_TASK DIRECTIONS:_ Keep only those lines of the records that include the string "date".

──────── ENTRIES SUPPLIED ────────

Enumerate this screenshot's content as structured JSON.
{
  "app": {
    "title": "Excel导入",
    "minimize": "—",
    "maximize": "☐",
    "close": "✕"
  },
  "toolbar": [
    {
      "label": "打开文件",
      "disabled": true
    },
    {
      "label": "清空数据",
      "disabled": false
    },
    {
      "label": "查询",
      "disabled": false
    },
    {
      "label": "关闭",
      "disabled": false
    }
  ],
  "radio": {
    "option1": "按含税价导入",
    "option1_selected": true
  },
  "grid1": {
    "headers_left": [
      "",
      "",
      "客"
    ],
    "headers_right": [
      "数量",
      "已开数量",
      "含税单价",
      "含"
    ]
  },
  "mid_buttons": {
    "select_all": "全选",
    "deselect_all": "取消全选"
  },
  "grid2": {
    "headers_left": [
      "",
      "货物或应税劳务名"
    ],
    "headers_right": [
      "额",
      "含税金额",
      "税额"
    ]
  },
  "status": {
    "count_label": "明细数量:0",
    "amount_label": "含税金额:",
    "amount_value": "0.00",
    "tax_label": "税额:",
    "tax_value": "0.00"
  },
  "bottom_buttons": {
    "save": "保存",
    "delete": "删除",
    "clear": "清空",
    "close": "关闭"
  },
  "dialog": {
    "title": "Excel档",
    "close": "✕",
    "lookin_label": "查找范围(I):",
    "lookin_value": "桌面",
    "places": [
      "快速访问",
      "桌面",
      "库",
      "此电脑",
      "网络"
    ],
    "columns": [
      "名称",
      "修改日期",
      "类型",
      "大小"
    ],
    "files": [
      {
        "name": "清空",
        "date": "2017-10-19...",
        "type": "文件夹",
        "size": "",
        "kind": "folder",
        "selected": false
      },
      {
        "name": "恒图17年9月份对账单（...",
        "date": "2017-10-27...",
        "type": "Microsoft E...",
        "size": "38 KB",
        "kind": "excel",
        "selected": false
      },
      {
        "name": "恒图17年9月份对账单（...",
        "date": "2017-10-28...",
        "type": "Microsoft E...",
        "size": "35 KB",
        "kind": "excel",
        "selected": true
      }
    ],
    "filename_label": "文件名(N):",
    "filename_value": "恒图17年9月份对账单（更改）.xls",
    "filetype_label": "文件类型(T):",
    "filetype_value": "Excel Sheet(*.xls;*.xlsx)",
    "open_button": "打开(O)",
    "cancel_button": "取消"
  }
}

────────

_SOLUTION BELOW:_
        "date": "2017-10-19...",
        "date": "2017-10-27...",
        "date": "2017-10-28...",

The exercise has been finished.